Citing PatentFiling datePublication dateApplicantTitle
US6329994Mar 14, 1997Dec 11, 2001Zapa Digital Arts Ltd.Programmable computer graphic objects
US6331861Feb 23, 1999Dec 18, 2001Gizmoz Ltd.Programmable computer graphic objects
US7620527May 9, 2000Nov 17, 2009Johan Leo Alfons GielisMethod and apparatus for synthesizing and analyzing patterns utilizing novel “super-formula” operator
US8775134Oct 20, 2009Jul 8, 2014Johan Leo Alfons GielisMethod and apparatus for synthesizing and analyzing patterns
Classifications
U.S. Classification345/473, 345/619
International ClassificationG06T15/10, G06T13/20, G06T19/00
Cooperative ClassificationG06T15/10
European ClassificationG06T15/10
Legal Events
DateCodeEventDescription
Nov 11, 2008FPExpired due to failure to pay maintenance fee
Effective date: 20080924
Sep 24, 2008LAPSLapse for failure to pay maintenance fees
Mar 31, 2008REMIMaintenance fee reminder mailed
Mar 24, 2004FPAYFee payment
Year of fee payment: 8
Mar 23, 2000FPAYFee payment
Year of fee payment: 4
Oct 26, 1994ASAssignment
Owner name: BOEING COMPANY, THE, WASHINGTON

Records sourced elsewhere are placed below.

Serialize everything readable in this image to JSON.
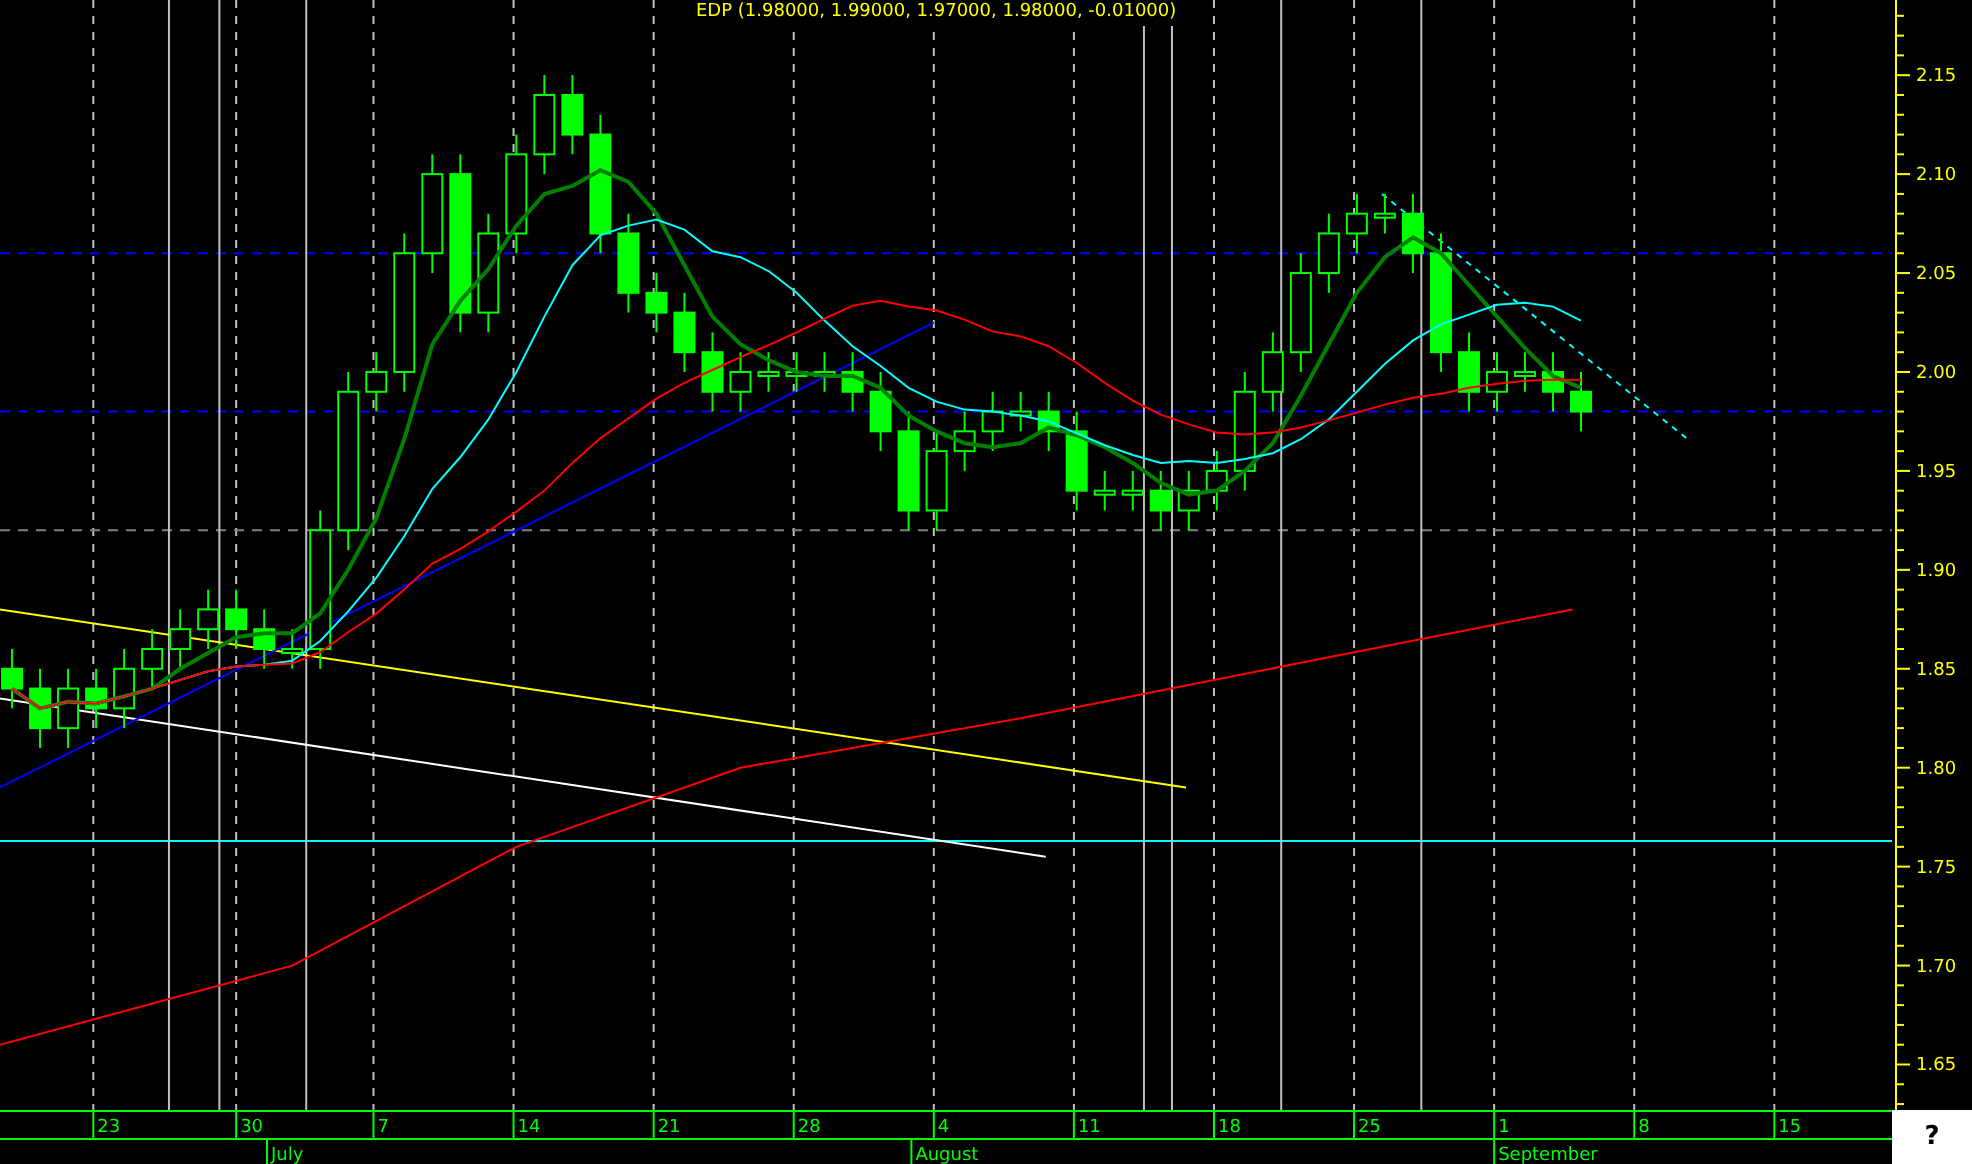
{
  "title": "EDP (1.98000, 1.99000, 1.97000, 1.98000, -0.01000)",
  "y_axis_labels": [
    "2.15",
    "2.10",
    "2.05",
    "2.00",
    "1.95",
    "1.90",
    "1.85",
    "1.80",
    "1.75",
    "1.70",
    "1.65"
  ],
  "x_axis_day_labels": [
    "23",
    "30",
    "7",
    "14",
    "21",
    "28",
    "4",
    "11",
    "18",
    "25",
    "1",
    "8",
    "15"
  ],
  "month_labels": [
    "July",
    "August",
    "September"
  ],
  "help_label": "?"
}
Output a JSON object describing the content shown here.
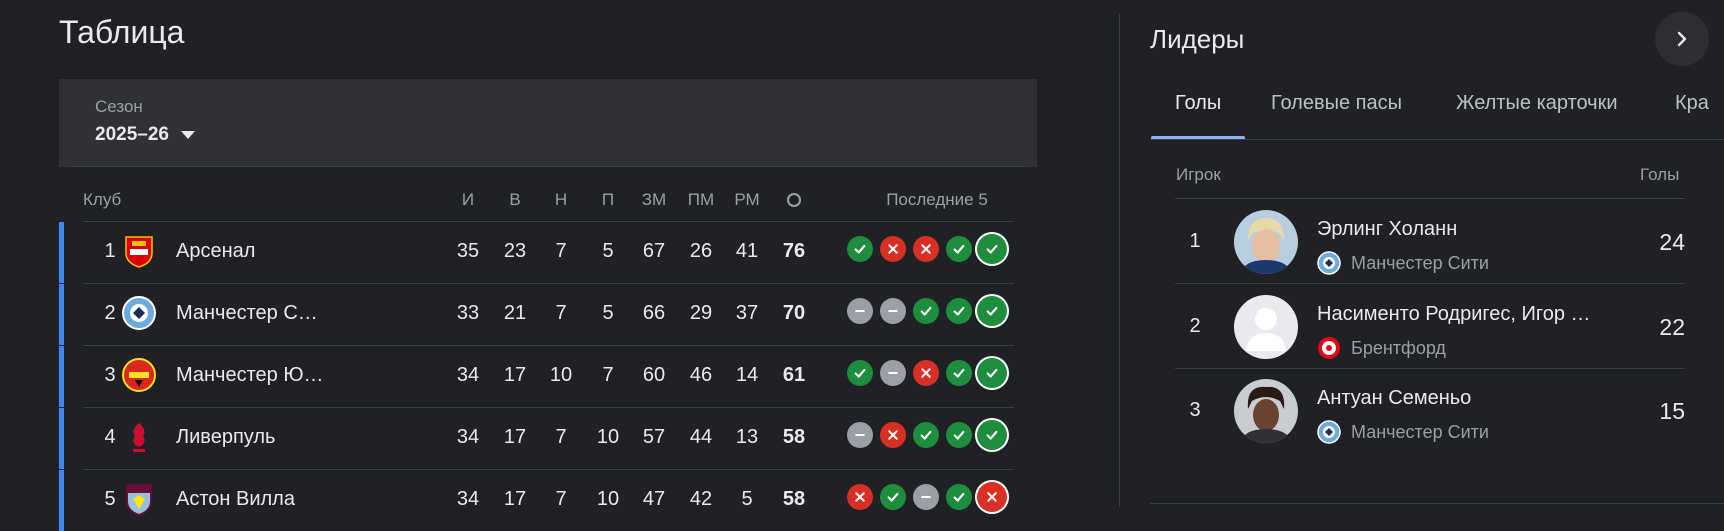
{
  "table": {
    "title": "Таблица",
    "season_label": "Сезон",
    "season_value": "2025–26",
    "headers": {
      "club": "Клуб",
      "played": "И",
      "won": "В",
      "drawn": "Н",
      "lost": "П",
      "gf": "ЗМ",
      "ga": "ПМ",
      "gd": "РМ",
      "points_icon": "points-icon",
      "last5": "Последние 5"
    },
    "rows": [
      {
        "pos": "1",
        "name": "Арсенал",
        "crest": "arsenal-crest",
        "played": "35",
        "won": "23",
        "drawn": "7",
        "lost": "5",
        "gf": "67",
        "ga": "26",
        "gd": "41",
        "pts": "76",
        "form": [
          "W",
          "L",
          "L",
          "W",
          "W"
        ]
      },
      {
        "pos": "2",
        "name": "Манчестер С…",
        "crest": "man-city-crest",
        "played": "33",
        "won": "21",
        "drawn": "7",
        "lost": "5",
        "gf": "66",
        "ga": "29",
        "gd": "37",
        "pts": "70",
        "form": [
          "D",
          "D",
          "W",
          "W",
          "W"
        ]
      },
      {
        "pos": "3",
        "name": "Манчестер Ю…",
        "crest": "man-united-crest",
        "played": "34",
        "won": "17",
        "drawn": "10",
        "lost": "7",
        "gf": "60",
        "ga": "46",
        "gd": "14",
        "pts": "61",
        "form": [
          "W",
          "D",
          "L",
          "W",
          "W"
        ]
      },
      {
        "pos": "4",
        "name": "Ливерпуль",
        "crest": "liverpool-crest",
        "played": "34",
        "won": "17",
        "drawn": "7",
        "lost": "10",
        "gf": "57",
        "ga": "44",
        "gd": "13",
        "pts": "58",
        "form": [
          "D",
          "L",
          "W",
          "W",
          "W"
        ]
      },
      {
        "pos": "5",
        "name": "Астон Вилла",
        "crest": "aston-villa-crest",
        "played": "34",
        "won": "17",
        "drawn": "7",
        "lost": "10",
        "gf": "47",
        "ga": "42",
        "gd": "5",
        "pts": "58",
        "form": [
          "L",
          "W",
          "D",
          "W",
          "L"
        ]
      }
    ]
  },
  "leaders": {
    "title": "Лидеры",
    "tabs": [
      "Голы",
      "Голевые пасы",
      "Желтые карточки",
      "Кра"
    ],
    "active_tab": "Голы",
    "header_player": "Игрок",
    "header_stat": "Голы",
    "players": [
      {
        "rank": "1",
        "name": "Эрлинг Холанн",
        "club": "Манчестер Сити",
        "value": "24",
        "club_crest": "man-city-crest"
      },
      {
        "rank": "2",
        "name": "Насименто Родригес, Игор …",
        "club": "Брентфорд",
        "value": "22",
        "club_crest": "brentford-crest"
      },
      {
        "rank": "3",
        "name": "Антуан Семеньо",
        "club": "Манчестер Сити",
        "value": "15",
        "club_crest": "man-city-crest"
      }
    ]
  },
  "colors": {
    "background": "#202124",
    "panel": "#303134",
    "accent_blue": "#4285f4",
    "tab_underline": "#8ab4f8",
    "win": "#1e8e3e",
    "loss": "#d93025",
    "draw": "#9aa0a6"
  }
}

Free format text: ASSIGNMENT OF ASSIGNORS INTEREST;ASSIGNOR:BRECHNER, ERIC L.;REEL/FRAME:007211/0492
Effective date: 19941020